Mummer, struck me a violent blow with a broom


Mummer, struck me a violent blow with a broom

January 9, 1860 

Mummer created by Stephanie Baker Sutton

Mummer created by Stephanie Baker Sutton

On January 9, 1860 John Charles Snelgrove of Harbour Grace a fisherman swore before Robert John Pinsent, her Majesty’s Justice of the Peace in that town:

“On last Friday night  (January 2, 1860) at about nine o’clock, I was on the main street  in Caplin Cove, Harbour Grace in the District of the aforesaid when some MUMMERS came up  and one of them named Henry Critch of Harbour Grace, Blacksmith, struck me a violent blow  with a broom stick on my shoulder, I told him to leave me alone – but he would not, he struck me several blows more  with the stick and knocked me down and beat me severely on my body and face, leaving marks on my face and body, he broke his broom stick on my body from the force of  the blow he  gave me. I did nothing at all to him. I pray that the said Henry Critch may be required to answer my complaint and be further death with according to law.”

The Justice of the Peace was not amused at the shenanigans of Henry Critch and his “mummer” friends and was quick to convict, sentencing Mr. Critch to pay a fine of one-pound sterling and to be imprisoned ten days.

In the Christmas  tradition of mummering, friends and neighbours conceal their identities by adopting various disguises, covering their faces, and by modifying their speech, posture and behavior.

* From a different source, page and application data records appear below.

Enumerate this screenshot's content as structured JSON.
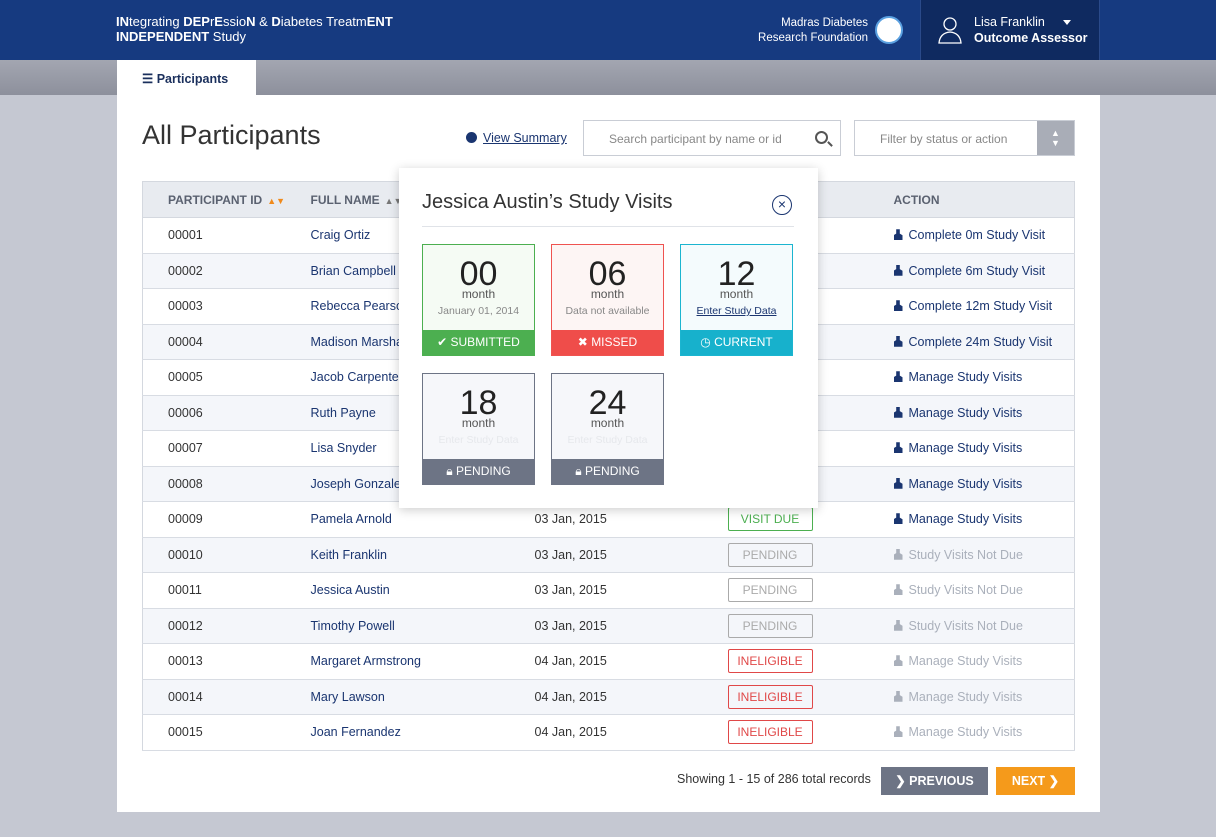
{
  "header": {
    "brand_line1_parts": [
      [
        "IN",
        true
      ],
      [
        "tegrating ",
        false
      ],
      [
        "DEP",
        true
      ],
      [
        "r",
        false
      ],
      [
        "E",
        true
      ],
      [
        "ssio",
        false
      ],
      [
        "N",
        true
      ],
      [
        " & ",
        false
      ],
      [
        "D",
        true
      ],
      [
        "iabetes Treatm",
        false
      ],
      [
        "ENT",
        true
      ]
    ],
    "brand_line2_bold": "INDEPENDENT",
    "brand_line2_rest": " Study",
    "org_line1": "Madras Diabetes",
    "org_line2": "Research Foundation",
    "user_name": "Lisa Franklin",
    "user_role": "Outcome Assessor"
  },
  "nav": {
    "tab_label": "Participants"
  },
  "page": {
    "title": "All Participants",
    "view_summary": "View Summary",
    "search_placeholder": "Search participant by name or id",
    "filter_placeholder": "Filter by status or action"
  },
  "table": {
    "headers": {
      "id": "PARTICIPANT ID",
      "name": "FULL NAME",
      "action": "ACTION"
    },
    "rows": [
      {
        "id": "00001",
        "name": "Craig Ortiz",
        "date": "",
        "status": "",
        "action": "Complete 0m Study Visit",
        "enabled": true
      },
      {
        "id": "00002",
        "name": "Brian Campbell",
        "date": "",
        "status": "",
        "action": "Complete 6m Study Visit",
        "enabled": true
      },
      {
        "id": "00003",
        "name": "Rebecca Pearson",
        "date": "",
        "status": "",
        "action": "Complete 12m Study Visit",
        "enabled": true
      },
      {
        "id": "00004",
        "name": "Madison Marshall",
        "date": "",
        "status": "",
        "action": "Complete 24m Study Visit",
        "enabled": true
      },
      {
        "id": "00005",
        "name": "Jacob Carpenter",
        "date": "",
        "status": "",
        "action": "Manage Study Visits",
        "enabled": true
      },
      {
        "id": "00006",
        "name": "Ruth Payne",
        "date": "",
        "status": "",
        "action": "Manage Study Visits",
        "enabled": true
      },
      {
        "id": "00007",
        "name": "Lisa Snyder",
        "date": "",
        "status": "",
        "action": "Manage Study Visits",
        "enabled": true
      },
      {
        "id": "00008",
        "name": "Joseph Gonzales",
        "date": "",
        "status": "",
        "action": "Manage Study Visits",
        "enabled": true
      },
      {
        "id": "00009",
        "name": "Pamela Arnold",
        "date": "03 Jan, 2015",
        "status": "VISIT DUE",
        "action": "Manage Study Visits",
        "enabled": true
      },
      {
        "id": "00010",
        "name": "Keith Franklin",
        "date": "03 Jan, 2015",
        "status": "PENDING",
        "action": "Study Visits Not Due",
        "enabled": false
      },
      {
        "id": "00011",
        "name": "Jessica Austin",
        "date": "03 Jan, 2015",
        "status": "PENDING",
        "action": "Study Visits Not Due",
        "enabled": false
      },
      {
        "id": "00012",
        "name": "Timothy Powell",
        "date": "03 Jan, 2015",
        "status": "PENDING",
        "action": "Study Visits Not Due",
        "enabled": false
      },
      {
        "id": "00013",
        "name": "Margaret Armstrong",
        "date": "04 Jan, 2015",
        "status": "INELIGIBLE",
        "action": "Manage Study Visits",
        "enabled": false
      },
      {
        "id": "00014",
        "name": "Mary Lawson",
        "date": "04 Jan, 2015",
        "status": "INELIGIBLE",
        "action": "Manage Study Visits",
        "enabled": false
      },
      {
        "id": "00015",
        "name": "Joan Fernandez",
        "date": "04 Jan, 2015",
        "status": "INELIGIBLE",
        "action": "Manage Study Visits",
        "enabled": false
      }
    ]
  },
  "pagination": {
    "summary": "Showing 1 - 15 of 286 total records",
    "previous": "PREVIOUS",
    "next": "NEXT"
  },
  "popup": {
    "title": "Jessica Austin’s Study Visits",
    "visits": [
      {
        "num": "00",
        "unit": "month",
        "detail": "January 01, 2014",
        "status": "SUBMITTED",
        "icon": "check-icon",
        "kind": "sub"
      },
      {
        "num": "06",
        "unit": "month",
        "detail": "Data not available",
        "status": "MISSED",
        "icon": "x-icon",
        "kind": "mis"
      },
      {
        "num": "12",
        "unit": "month",
        "detail": "Enter Study Data",
        "status": "CURRENT",
        "icon": "clock-icon",
        "kind": "cur"
      },
      {
        "num": "18",
        "unit": "month",
        "detail": "Enter Study Data",
        "status": "PENDING",
        "icon": "lock-icon",
        "kind": "pen"
      },
      {
        "num": "24",
        "unit": "month",
        "detail": "Enter Study Data",
        "status": "PENDING",
        "icon": "lock-icon",
        "kind": "pen"
      }
    ]
  },
  "colors": {
    "header": "#163a80",
    "accent": "#f59a1b",
    "submitted": "#4caf50",
    "missed": "#ef4d4a",
    "current": "#17b1cc",
    "pending": "#6d7485"
  }
}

It was not surprising that some, using these disguises, would be up to no good. Some in disguise would use the mummering season to retaliate against those that they disliked or had some grudge to settle.

In order to control the violence associated with mummering such that had been experienced by Mr. Snelgrove, five months after the Snelgrove decision ( June 1861) the Newfoundland government passed an act which dictated that:

“any Person who shall be found… without a written Licence from a Magistrate, dressed as a Mummer, masked, or otherwise disguised, shall be deemed guilty of a Public Nuisance”. Offenders were to pay “a Fine not exceeding Twenty Shillings”, or to serve a maximum of seven days’ imprisonment (Consolidated Acts of Newfoundland, 1861: 10).

Recommended Archival Collection: At the Rooms Provincial Archives, St. John’s.  GN5 /3/B/19  Box 24File 1R59 – A  – 3

Recommended Song: Mummer Song:  Original 1987 uncut TV broadcast. Newfoundland Christmas tradition inspired this hit Simani song.

Recommended Reading: Any Mummers ’Lowed In? Christmas Mummering Traditions in Newfoundland and Labrador. Flanker Press, St. John’s, NL. 2014. Folklorist Dale Jarvis traces the history of the custom in Newfoundland and Labrador and charts the mummer’s path through periods of decline and revival. Using archival records, historic photographs, oral histories, and personal interviews with those who have kept the tradition alive, he tells the story of the jannies themselves.

Recommended Reading: MUMMERS ON TRIAL Mumming, Violence and the Law in Conception Bay and St. John’s,Newfoundland, 1831-18631 JOY FRASER Memorial University of Newfoundland St. John’s: